* PROBLEM REQUIREMENTS
Could you copy the whole listing below exactly as written?

* PROVIDED RECORDS
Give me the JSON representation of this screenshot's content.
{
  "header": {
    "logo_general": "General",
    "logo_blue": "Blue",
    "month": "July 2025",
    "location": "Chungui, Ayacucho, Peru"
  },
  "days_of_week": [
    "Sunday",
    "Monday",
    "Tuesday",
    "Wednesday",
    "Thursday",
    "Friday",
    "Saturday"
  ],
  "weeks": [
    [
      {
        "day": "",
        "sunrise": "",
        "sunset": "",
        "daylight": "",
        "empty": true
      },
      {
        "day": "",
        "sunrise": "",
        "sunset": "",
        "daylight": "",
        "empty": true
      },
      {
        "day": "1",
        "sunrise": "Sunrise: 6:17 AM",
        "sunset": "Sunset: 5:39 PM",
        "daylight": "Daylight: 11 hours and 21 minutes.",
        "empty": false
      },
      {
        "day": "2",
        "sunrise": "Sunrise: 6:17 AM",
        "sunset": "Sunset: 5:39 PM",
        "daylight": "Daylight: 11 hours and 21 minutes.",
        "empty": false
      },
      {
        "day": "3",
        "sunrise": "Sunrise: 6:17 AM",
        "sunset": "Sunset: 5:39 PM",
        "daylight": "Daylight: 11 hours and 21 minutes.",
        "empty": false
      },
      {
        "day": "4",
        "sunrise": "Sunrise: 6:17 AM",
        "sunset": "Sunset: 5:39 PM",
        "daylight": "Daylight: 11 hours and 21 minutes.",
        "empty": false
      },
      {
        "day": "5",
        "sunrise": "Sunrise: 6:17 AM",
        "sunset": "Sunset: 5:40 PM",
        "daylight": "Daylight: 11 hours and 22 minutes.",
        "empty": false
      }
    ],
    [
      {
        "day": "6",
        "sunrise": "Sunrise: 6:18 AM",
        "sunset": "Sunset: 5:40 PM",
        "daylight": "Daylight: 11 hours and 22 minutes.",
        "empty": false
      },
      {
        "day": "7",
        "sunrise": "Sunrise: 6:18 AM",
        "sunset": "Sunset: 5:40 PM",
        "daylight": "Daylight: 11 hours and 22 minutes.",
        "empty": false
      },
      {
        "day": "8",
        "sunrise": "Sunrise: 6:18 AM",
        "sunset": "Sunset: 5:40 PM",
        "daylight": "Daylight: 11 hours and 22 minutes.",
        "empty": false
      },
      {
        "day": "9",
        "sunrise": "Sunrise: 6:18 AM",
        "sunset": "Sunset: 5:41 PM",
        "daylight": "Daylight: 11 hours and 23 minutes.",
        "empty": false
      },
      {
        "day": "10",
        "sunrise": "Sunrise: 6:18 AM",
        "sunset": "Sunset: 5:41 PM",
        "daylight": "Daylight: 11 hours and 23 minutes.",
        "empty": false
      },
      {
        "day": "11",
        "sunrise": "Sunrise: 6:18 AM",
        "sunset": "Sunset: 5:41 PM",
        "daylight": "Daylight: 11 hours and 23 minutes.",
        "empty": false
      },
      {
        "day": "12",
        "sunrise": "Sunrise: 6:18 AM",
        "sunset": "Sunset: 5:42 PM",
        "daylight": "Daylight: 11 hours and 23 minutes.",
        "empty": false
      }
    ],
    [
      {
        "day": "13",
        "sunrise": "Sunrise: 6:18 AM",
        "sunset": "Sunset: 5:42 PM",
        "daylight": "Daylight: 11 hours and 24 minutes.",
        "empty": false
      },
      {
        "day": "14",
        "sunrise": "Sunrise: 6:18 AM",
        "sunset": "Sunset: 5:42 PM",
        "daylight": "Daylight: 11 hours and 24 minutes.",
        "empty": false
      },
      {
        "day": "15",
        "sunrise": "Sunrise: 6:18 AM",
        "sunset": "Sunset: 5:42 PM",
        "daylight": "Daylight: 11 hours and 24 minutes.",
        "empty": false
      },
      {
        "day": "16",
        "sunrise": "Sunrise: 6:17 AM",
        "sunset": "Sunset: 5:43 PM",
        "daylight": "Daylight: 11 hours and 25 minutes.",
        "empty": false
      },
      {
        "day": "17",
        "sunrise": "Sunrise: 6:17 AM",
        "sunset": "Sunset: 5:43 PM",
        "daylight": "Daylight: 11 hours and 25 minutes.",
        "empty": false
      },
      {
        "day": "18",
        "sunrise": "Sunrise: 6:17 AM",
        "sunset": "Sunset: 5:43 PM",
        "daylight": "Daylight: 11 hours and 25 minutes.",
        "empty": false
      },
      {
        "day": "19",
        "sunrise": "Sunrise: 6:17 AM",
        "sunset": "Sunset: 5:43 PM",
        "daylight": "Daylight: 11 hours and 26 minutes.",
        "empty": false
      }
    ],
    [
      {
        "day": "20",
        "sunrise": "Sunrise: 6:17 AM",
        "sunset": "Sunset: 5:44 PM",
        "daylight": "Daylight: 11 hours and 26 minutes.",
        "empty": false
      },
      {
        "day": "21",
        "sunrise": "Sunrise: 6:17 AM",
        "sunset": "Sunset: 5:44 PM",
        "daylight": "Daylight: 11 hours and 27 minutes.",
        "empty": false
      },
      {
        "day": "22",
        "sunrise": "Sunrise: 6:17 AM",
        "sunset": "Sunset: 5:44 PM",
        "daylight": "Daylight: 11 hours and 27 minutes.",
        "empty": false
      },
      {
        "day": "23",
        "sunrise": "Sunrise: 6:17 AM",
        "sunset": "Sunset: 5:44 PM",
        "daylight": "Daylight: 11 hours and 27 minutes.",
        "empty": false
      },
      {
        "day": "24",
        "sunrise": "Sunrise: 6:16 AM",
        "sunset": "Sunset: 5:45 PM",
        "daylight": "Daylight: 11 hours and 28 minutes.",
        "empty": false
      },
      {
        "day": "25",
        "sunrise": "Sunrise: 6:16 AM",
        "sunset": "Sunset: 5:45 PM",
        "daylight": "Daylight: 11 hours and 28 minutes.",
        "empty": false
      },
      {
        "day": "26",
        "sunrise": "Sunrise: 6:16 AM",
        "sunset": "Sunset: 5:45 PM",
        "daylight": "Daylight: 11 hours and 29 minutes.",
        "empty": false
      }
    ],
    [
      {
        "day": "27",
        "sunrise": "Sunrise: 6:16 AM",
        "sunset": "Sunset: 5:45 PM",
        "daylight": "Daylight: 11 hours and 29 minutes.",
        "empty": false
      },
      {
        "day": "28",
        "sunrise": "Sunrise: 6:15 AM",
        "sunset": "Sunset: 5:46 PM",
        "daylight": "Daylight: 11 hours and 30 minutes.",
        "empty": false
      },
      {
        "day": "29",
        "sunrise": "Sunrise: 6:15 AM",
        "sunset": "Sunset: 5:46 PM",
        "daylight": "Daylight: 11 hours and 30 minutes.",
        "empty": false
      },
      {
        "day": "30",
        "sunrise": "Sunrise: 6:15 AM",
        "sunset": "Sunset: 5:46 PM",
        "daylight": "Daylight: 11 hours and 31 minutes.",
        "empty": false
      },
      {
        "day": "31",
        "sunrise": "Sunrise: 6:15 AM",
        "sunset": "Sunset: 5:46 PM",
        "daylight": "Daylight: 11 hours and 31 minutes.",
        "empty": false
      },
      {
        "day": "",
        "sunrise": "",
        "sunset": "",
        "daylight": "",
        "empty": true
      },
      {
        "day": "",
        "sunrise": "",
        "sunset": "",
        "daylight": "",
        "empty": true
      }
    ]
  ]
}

* ANSWER TO THIS EXERCISE
Give me the JSON representation of this screenshot's content.
{
  "header": {
    "logo_general": "General",
    "logo_blue": "Blue",
    "month": "July 2025",
    "location": "Chungui, Ayacucho, Peru"
  },
  "days_of_week": [
    "Sunday",
    "Monday",
    "Tuesday",
    "Wednesday",
    "Thursday",
    "Friday",
    "Saturday"
  ],
  "weeks": [
    [
      {
        "day": "",
        "sunrise": "",
        "sunset": "",
        "daylight": "",
        "empty": true
      },
      {
        "day": "",
        "sunrise": "",
        "sunset": "",
        "daylight": "",
        "empty": true
      },
      {
        "day": "1",
        "sunrise": "Sunrise: 6:17 AM",
        "sunset": "Sunset: 5:39 PM",
        "daylight": "Daylight: 11 hours and 21 minutes.",
        "empty": false
      },
      {
        "day": "2",
        "sunrise": "Sunrise: 6:17 AM",
        "sunset": "Sunset: 5:39 PM",
        "daylight": "Daylight: 11 hours and 21 minutes.",
        "empty": false
      },
      {
        "day": "3",
        "sunrise": "Sunrise: 6:17 AM",
        "sunset": "Sunset: 5:39 PM",
        "daylight": "Daylight: 11 hours and 21 minutes.",
        "empty": false
      },
      {
        "day": "4",
        "sunrise": "Sunrise: 6:17 AM",
        "sunset": "Sunset: 5:39 PM",
        "daylight": "Daylight: 11 hours and 21 minutes.",
        "empty": false
      },
      {
        "day": "5",
        "sunrise": "Sunrise: 6:17 AM",
        "sunset": "Sunset: 5:40 PM",
        "daylight": "Daylight: 11 hours and 22 minutes.",
        "empty": false
      }
    ],
    [
      {
        "day": "6",
        "sunrise": "Sunrise: 6:18 AM",
        "sunset": "Sunset: 5:40 PM",
        "daylight": "Daylight: 11 hours and 22 minutes.",
        "empty": false
      },
      {
        "day": "7",
        "sunrise": "Sunrise: 6:18 AM",
        "sunset": "Sunset: 5:40 PM",
        "daylight": "Daylight: 11 hours and 22 minutes.",
        "empty": false
      },
      {
        "day": "8",
        "sunrise": "Sunrise: 6:18 AM",
        "sunset": "Sunset: 5:40 PM",
        "daylight": "Daylight: 11 hours and 22 minutes.",
        "empty": false
      },
      {
        "day": "9",
        "sunrise": "Sunrise: 6:18 AM",
        "sunset": "Sunset: 5:41 PM",
        "daylight": "Daylight: 11 hours and 23 minutes.",
        "empty": false
      },
      {
        "day": "10",
        "sunrise": "Sunrise: 6:18 AM",
        "sunset": "Sunset: 5:41 PM",
        "daylight": "Daylight: 11 hours and 23 minutes.",
        "empty": false
      },
      {
        "day": "11",
        "sunrise": "Sunrise: 6:18 AM",
        "sunset": "Sunset: 5:41 PM",
        "daylight": "Daylight: 11 hours and 23 minutes.",
        "empty": false
      },
      {
        "day": "12",
        "sunrise": "Sunrise: 6:18 AM",
        "sunset": "Sunset: 5:42 PM",
        "daylight": "Daylight: 11 hours and 23 minutes.",
        "empty": false
      }
    ],
    [
      {
        "day": "13",
        "sunrise": "Sunrise: 6:18 AM",
        "sunset": "Sunset: 5:42 PM",
        "daylight": "Daylight: 11 hours and 24 minutes.",
        "empty": false
      },
      {
        "day": "14",
        "sunrise": "Sunrise: 6:18 AM",
        "sunset": "Sunset: 5:42 PM",
        "daylight": "Daylight: 11 hours and 24 minutes.",
        "empty": false
      },
      {
        "day": "15",
        "sunrise": "Sunrise: 6:18 AM",
        "sunset": "Sunset: 5:42 PM",
        "daylight": "Daylight: 11 hours and 24 minutes.",
        "empty": false
      },
      {
        "day": "16",
        "sunrise": "Sunrise: 6:17 AM",
        "sunset": "Sunset: 5:43 PM",
        "daylight": "Daylight: 11 hours and 25 minutes.",
        "empty": false
      },
      {
        "day": "17",
        "sunrise": "Sunrise: 6:17 AM",
        "sunset": "Sunset: 5:43 PM",
        "daylight": "Daylight: 11 hours and 25 minutes.",
        "empty": false
      },
      {
        "day": "18",
        "sunrise": "Sunrise: 6:17 AM",
        "sunset": "Sunset: 5:43 PM",
        "daylight": "Daylight: 11 hours and 25 minutes.",
        "empty": false
      },
      {
        "day": "19",
        "sunrise": "Sunrise: 6:17 AM",
        "sunset": "Sunset: 5:43 PM",
        "daylight": "Daylight: 11 hours and 26 minutes.",
        "empty": false
      }
    ],
    [
      {
        "day": "20",
        "sunrise": "Sunrise: 6:17 AM",
        "sunset": "Sunset: 5:44 PM",
        "daylight": "Daylight: 11 hours and 26 minutes.",
        "empty": false
      },
      {
        "day": "21",
        "sunrise": "Sunrise: 6:17 AM",
        "sunset": "Sunset: 5:44 PM",
        "daylight": "Daylight: 11 hours and 27 minutes.",
        "empty": false
      },
      {
        "day": "22",
        "sunrise": "Sunrise: 6:17 AM",
        "sunset": "Sunset: 5:44 PM",
        "daylight": "Daylight: 11 hours and 27 minutes.",
        "empty": false
      },
      {
        "day": "23",
        "sunrise": "Sunrise: 6:17 AM",
        "sunset": "Sunset: 5:44 PM",
        "daylight": "Daylight: 11 hours and 27 minutes.",
        "empty": false
      },
      {
        "day": "24",
        "sunrise": "Sunrise: 6:16 AM",
        "sunset": "Sunset: 5:45 PM",
        "daylight": "Daylight: 11 hours and 28 minutes.",
        "empty": false
      },
      {
        "day": "25",
        "sunrise": "Sunrise: 6:16 AM",
        "sunset": "Sunset: 5:45 PM",
        "daylight": "Daylight: 11 hours and 28 minutes.",
        "empty": false
      },
      {
        "day": "26",
        "sunrise": "Sunrise: 6:16 AM",
        "sunset": "Sunset: 5:45 PM",
        "daylight": "Daylight: 11 hours and 29 minutes.",
        "empty": false
      }
    ],
    [
      {
        "day": "27",
        "sunrise": "Sunrise: 6:16 AM",
        "sunset": "Sunset: 5:45 PM",
        "daylight": "Daylight: 11 hours and 29 minutes.",
        "empty": false
      },
      {
        "day": "28",
        "sunrise": "Sunrise: 6:15 AM",
        "sunset": "Sunset: 5:46 PM",
        "daylight": "Daylight: 11 hours and 30 minutes.",
        "empty": false
      },
      {
        "day": "29",
        "sunrise": "Sunrise: 6:15 AM",
        "sunset": "Sunset: 5:46 PM",
        "daylight": "Daylight: 11 hours and 30 minutes.",
        "empty": false
      },
      {
        "day": "30",
        "sunrise": "Sunrise: 6:15 AM",
        "sunset": "Sunset: 5:46 PM",
        "daylight": "Daylight: 11 hours and 31 minutes.",
        "empty": false
      },
      {
        "day": "31",
        "sunrise": "Sunrise: 6:15 AM",
        "sunset": "Sunset: 5:46 PM",
        "daylight": "Daylight: 11 hours and 31 minutes.",
        "empty": false
      },
      {
        "day": "",
        "sunrise": "",
        "sunset": "",
        "daylight": "",
        "empty": true
      },
      {
        "day": "",
        "sunrise": "",
        "sunset": "",
        "daylight": "",
        "empty": true
      }
    ]
  ]
}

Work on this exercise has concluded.